Have you seen this error when mounting a CIFS share on boot?
mount error: could not resolve address for [cifs share address]: Unknown error
Boy, do I have blog post for you.
Having performance issues with WebDav mount I’ve been using so far I tried to switch to CIFS.
The share would mount without an issue when done by hand or using a
mount -a option from the terminal. It would however fail with previously mentioned resolve error on boot.
I didn’t like common ‘solution’ found over the Internet to ‘just use an IP address’. I don’t control the CIFS server, and it could change the IP at any time resulting in unexpected failures.
1 - wait for network
See, when system mounts a CIFS share via /etc/fstab or systemd
\*.mount files it does not care for your network unless you tell it to. That’s step one.
In general adding a
\_netdev option in fstab or an
After=network-online.target in the systemd unit file should do the job.
It doesn’t always do though. Mount has very short timeouts (by default at least), and doesn’t retry on failure.
2 - wait for the proper network
In my case, network being up is not enough to reach DNS. The management (and DNS) network starts up with a service called
zerotier-one.service which setups a virtual adapter.
With systemd it’s trivial:
[Unit] After=zerotier-one.service [...]
With /etc/fstab one can use a x-systemd.after= option:
[...],_netdev,x-systemd.after=zerotier-one.service 0 0
This still didn’t work for me - turns out it takes a short while for zerotier daemon to actually connect to the network after declaring the service started. It was enough for the mount to determine it can’t reach the DNS server and fail.
At this point I decided this can’t be done with fstab - I need to use systemd or scripts in /etc/rc.local (which defeats the purpose )
2.5 - use a timer
ExectStartPre is not an option for [Mount] sections, so this common suggestion wont work here.
[Mount] ExecStartPre=/bin/sleep 30
The alternative is to use a
.timer systemd unit with the same name as our mount, and enable that instead.
This solution should work, I haven’t tried it however, as I find crude sleep commands inelegant and still error-prone with little debug information provided.
3 - make sure DNS is up
The final solution I came up with also employs an additional systemd unit, but this time of type
oneshot to check on boot if DNS is up by trying a DNS lookup in a loop until success. This has an additional benefit of delaying the start of a service in case of an external DNS failure without the need of manual service restart. Create this file as
/etc/systemd/system/dns-check.service and enable the unit.
[Unit] Description=check if DNS is up before proceeding After=network-online.target [Service] Type=oneshot ExecStartPre=/bin/bash -c 'until host [storage box username].your-storagebox.de; do sleep 1; done' ExecStart=/bin/bash -c 'echo "DNS up!"' [Install] WantedBy=multi-user.target
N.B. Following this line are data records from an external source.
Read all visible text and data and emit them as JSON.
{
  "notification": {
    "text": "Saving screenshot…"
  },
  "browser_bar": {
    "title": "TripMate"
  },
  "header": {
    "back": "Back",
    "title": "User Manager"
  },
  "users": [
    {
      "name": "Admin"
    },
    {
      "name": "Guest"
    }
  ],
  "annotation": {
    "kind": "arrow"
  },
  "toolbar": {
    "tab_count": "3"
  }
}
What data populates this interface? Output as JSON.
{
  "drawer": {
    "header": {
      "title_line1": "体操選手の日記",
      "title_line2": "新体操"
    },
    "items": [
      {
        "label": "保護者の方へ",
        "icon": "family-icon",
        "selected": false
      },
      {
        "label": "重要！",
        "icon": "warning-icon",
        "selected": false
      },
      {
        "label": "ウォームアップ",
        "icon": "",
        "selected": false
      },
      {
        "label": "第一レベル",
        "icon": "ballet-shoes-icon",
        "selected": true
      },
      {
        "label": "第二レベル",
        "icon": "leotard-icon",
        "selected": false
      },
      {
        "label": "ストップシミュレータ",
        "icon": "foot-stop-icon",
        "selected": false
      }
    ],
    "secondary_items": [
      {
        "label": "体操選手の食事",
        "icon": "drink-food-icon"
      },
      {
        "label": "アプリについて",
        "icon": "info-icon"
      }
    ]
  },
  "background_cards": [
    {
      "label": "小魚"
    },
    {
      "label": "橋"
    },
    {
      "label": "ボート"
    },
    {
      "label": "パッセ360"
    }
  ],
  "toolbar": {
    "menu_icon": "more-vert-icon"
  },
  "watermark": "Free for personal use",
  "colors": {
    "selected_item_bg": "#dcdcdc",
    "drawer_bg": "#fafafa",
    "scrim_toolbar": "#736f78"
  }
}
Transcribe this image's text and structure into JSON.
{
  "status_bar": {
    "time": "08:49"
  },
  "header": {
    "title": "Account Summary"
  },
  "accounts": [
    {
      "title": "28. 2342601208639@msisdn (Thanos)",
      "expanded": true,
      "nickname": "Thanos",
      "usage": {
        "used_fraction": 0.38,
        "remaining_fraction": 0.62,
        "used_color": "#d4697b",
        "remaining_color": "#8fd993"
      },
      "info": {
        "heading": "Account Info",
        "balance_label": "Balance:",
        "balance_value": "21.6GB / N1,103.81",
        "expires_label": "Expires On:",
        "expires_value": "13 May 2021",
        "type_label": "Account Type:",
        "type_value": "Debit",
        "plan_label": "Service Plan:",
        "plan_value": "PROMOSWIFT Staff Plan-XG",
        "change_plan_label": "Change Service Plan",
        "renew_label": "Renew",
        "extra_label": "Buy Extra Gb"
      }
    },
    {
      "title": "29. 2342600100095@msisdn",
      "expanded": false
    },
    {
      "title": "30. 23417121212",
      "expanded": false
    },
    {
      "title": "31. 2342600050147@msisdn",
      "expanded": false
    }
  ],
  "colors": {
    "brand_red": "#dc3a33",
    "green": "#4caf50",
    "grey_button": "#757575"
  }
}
Next, make the mount unit start after
[Unit] Description=cifs mount Nextcloud data Requires=dns-check.service After=dns-check.service [Mount] What=//[storage box username].your-storagebox.de/[folder] Where=[mount point path] Options=iocharset=utf8,rw,credentials=/etc/[cifs credentials].txt,uid=apache,gid=apache,_netdev,file_mode=0660,dir_mode=0770,vers=3.0 Type=cifs [Install] WantedBy=multi-user.target
Optionally overrde the httpd (apache) systemd unit file and make the unit wait until mount is finished so Nextcloud wont try to access it’s data folder until it’s there.
# cp /usr/lib/systemd/system/httpd.service /etc/systemd/system/ # nano /etc/systemd/system/httpd.service
[Unit] Description=The Apache HTTP Server After=network.target remote-fs.target nss-lookup.target mnt-data.mount Depends=mnt-data-nc_mkwlab_eu.mount [...]
That’s it, no more mount errors on boot.
While my case is specific to using ZeroTier, I think it’d apply to any late DNS coming up late after network-online.target is reached by systemd.